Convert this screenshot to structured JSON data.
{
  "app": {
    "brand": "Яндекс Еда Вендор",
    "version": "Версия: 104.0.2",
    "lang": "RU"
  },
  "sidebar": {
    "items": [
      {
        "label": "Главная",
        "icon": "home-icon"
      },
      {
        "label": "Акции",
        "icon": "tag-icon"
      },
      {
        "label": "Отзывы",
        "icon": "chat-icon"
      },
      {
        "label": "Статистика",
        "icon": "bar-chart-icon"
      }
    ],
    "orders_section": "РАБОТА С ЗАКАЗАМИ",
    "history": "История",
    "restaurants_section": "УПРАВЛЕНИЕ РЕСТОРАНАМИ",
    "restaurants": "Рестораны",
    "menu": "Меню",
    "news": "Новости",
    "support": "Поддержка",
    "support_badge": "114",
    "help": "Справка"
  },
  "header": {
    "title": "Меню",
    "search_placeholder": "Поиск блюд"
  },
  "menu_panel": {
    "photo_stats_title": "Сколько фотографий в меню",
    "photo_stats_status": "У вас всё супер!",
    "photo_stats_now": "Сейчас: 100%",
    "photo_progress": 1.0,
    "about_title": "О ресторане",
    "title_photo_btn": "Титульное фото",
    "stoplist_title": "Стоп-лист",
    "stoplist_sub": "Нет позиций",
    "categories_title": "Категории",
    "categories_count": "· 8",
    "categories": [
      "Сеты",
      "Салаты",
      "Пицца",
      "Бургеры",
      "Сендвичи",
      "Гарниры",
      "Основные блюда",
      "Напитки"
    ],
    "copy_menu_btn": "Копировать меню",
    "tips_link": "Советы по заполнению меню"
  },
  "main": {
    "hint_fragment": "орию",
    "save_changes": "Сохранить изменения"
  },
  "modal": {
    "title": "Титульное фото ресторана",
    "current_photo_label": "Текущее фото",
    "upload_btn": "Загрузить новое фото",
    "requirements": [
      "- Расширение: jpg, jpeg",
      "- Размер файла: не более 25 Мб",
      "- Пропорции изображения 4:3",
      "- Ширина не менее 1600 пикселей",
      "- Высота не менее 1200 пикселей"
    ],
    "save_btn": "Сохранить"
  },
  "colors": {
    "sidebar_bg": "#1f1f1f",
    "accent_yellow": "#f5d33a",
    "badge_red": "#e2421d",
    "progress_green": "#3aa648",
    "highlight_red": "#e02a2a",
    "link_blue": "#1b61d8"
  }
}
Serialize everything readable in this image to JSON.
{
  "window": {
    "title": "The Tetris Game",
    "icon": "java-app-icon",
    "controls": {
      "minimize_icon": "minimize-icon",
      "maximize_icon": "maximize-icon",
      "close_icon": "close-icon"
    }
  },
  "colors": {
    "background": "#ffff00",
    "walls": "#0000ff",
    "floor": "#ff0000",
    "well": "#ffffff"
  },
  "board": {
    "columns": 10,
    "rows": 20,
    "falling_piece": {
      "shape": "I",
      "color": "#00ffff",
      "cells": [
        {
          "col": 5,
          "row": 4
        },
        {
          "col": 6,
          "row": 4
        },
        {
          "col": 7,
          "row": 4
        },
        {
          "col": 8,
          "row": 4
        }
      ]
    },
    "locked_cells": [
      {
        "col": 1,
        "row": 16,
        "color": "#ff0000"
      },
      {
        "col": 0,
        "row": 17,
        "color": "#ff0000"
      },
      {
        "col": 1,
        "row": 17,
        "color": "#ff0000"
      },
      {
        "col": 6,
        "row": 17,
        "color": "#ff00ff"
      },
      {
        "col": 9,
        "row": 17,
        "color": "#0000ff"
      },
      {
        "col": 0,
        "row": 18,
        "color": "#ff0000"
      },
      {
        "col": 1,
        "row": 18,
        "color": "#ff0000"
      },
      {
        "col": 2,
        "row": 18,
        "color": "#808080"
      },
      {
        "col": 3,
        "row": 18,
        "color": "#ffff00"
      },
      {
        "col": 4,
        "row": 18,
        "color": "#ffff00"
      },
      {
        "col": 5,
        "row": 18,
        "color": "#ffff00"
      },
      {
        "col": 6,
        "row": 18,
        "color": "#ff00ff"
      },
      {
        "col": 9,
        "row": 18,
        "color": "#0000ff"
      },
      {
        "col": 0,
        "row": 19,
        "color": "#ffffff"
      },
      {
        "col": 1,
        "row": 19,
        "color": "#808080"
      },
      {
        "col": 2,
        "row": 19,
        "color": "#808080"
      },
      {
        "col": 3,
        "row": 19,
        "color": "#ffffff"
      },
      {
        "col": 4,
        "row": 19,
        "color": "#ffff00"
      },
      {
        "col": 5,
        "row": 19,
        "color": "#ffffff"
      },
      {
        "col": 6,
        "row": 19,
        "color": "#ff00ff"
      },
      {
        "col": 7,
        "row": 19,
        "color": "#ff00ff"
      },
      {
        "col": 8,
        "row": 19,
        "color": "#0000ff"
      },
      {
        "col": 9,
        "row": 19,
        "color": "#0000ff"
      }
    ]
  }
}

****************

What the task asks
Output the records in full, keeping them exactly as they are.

Output for this task
Convert this screenshot to structured JSON data.
{
  "app": {
    "brand": "Яндекс Еда Вендор",
    "version": "Версия: 104.0.2",
    "lang": "RU"
  },
  "sidebar": {
    "items": [
      {
        "label": "Главная",
        "icon": "home-icon"
      },
      {
        "label": "Акции",
        "icon": "tag-icon"
      },
      {
        "label": "Отзывы",
        "icon": "chat-icon"
      },
      {
        "label": "Статистика",
        "icon": "bar-chart-icon"
      }
    ],
    "orders_section": "РАБОТА С ЗАКАЗАМИ",
    "history": "История",
    "restaurants_section": "УПРАВЛЕНИЕ РЕСТОРАНАМИ",
    "restaurants": "Рестораны",
    "menu": "Меню",
    "news": "Новости",
    "support": "Поддержка",
    "support_badge": "114",
    "help": "Справка"
  },
  "header": {
    "title": "Меню",
    "search_placeholder": "Поиск блюд"
  },
  "menu_panel": {
    "photo_stats_title": "Сколько фотографий в меню",
    "photo_stats_status": "У вас всё супер!",
    "photo_stats_now": "Сейчас: 100%",
    "photo_progress": 1.0,
    "about_title": "О ресторане",
    "title_photo_btn": "Титульное фото",
    "stoplist_title": "Стоп-лист",
    "stoplist_sub": "Нет позиций",
    "categories_title": "Категории",
    "categories_count": "· 8",
    "categories": [
      "Сеты",
      "Салаты",
      "Пицца",
      "Бургеры",
      "Сендвичи",
      "Гарниры",
      "Основные блюда",
      "Напитки"
    ],
    "copy_menu_btn": "Копировать меню",
    "tips_link": "Советы по заполнению меню"
  },
  "main": {
    "hint_fragment": "орию",
    "save_changes": "Сохранить изменения"
  },
  "modal": {
    "title": "Титульное фото ресторана",
    "current_photo_label": "Текущее фото",
    "upload_btn": "Загрузить новое фото",
    "requirements": [
      "- Расширение: jpg, jpeg",
      "- Размер файла: не более 25 Мб",
      "- Пропорции изображения 4:3",
      "- Ширина не менее 1600 пикселей",
      "- Высота не менее 1200 пикселей"
    ],
    "save_btn": "Сохранить"
  },
  "colors": {
    "sidebar_bg": "#1f1f1f",
    "accent_yellow": "#f5d33a",
    "badge_red": "#e2421d",
    "progress_green": "#3aa648",
    "highlight_red": "#e02a2a",
    "link_blue": "#1b61d8"
  }
}
Serialize everything readable in this image to JSON.
{
  "window": {
    "title": "The Tetris Game",
    "icon": "java-app-icon",
    "controls": {
      "minimize_icon": "minimize-icon",
      "maximize_icon": "maximize-icon",
      "close_icon": "close-icon"
    }
  },
  "colors": {
    "background": "#ffff00",
    "walls": "#0000ff",
    "floor": "#ff0000",
    "well": "#ffffff"
  },
  "board": {
    "columns": 10,
    "rows": 20,
    "falling_piece": {
      "shape": "I",
      "color": "#00ffff",
      "cells": [
        {
          "col": 5,
          "row": 4
        },
        {
          "col": 6,
          "row": 4
        },
        {
          "col": 7,
          "row": 4
        },
        {
          "col": 8,
          "row": 4
        }
      ]
    },
    "locked_cells": [
      {
        "col": 1,
        "row": 16,
        "color": "#ff0000"
      },
      {
        "col": 0,
        "row": 17,
        "color": "#ff0000"
      },
      {
        "col": 1,
        "row": 17,
        "color": "#ff0000"
      },
      {
        "col": 6,
        "row": 17,
        "color": "#ff00ff"
      },
      {
        "col": 9,
        "row": 17,
        "color": "#0000ff"
      },
      {
        "col": 0,
        "row": 18,
        "color": "#ff0000"
      },
      {
        "col": 1,
        "row": 18,
        "color": "#ff0000"
      },
      {
        "col": 2,
        "row": 18,
        "color": "#808080"
      },
      {
        "col": 3,
        "row": 18,
        "color": "#ffff00"
      },
      {
        "col": 4,
        "row": 18,
        "color": "#ffff00"
      },
      {
        "col": 5,
        "row": 18,
        "color": "#ffff00"
      },
      {
        "col": 6,
        "row": 18,
        "color": "#ff00ff"
      },
      {
        "col": 9,
        "row": 18,
        "color": "#0000ff"
      },
      {
        "col": 0,
        "row": 19,
        "color": "#ffffff"
      },
      {
        "col": 1,
        "row": 19,
        "color": "#808080"
      },
      {
        "col": 2,
        "row": 19,
        "color": "#808080"
      },
      {
        "col": 3,
        "row": 19,
        "color": "#ffffff"
      },
      {
        "col": 4,
        "row": 19,
        "color": "#ffff00"
      },
      {
        "col": 5,
        "row": 19,
        "color": "#ffffff"
      },
      {
        "col": 6,
        "row": 19,
        "color": "#ff00ff"
      },
      {
        "col": 7,
        "row": 19,
        "color": "#ff00ff"
      },
      {
        "col": 8,
        "row": 19,
        "color": "#0000ff"
      },
      {
        "col": 9,
        "row": 19,
        "color": "#0000ff"
      }
    ]
  }
}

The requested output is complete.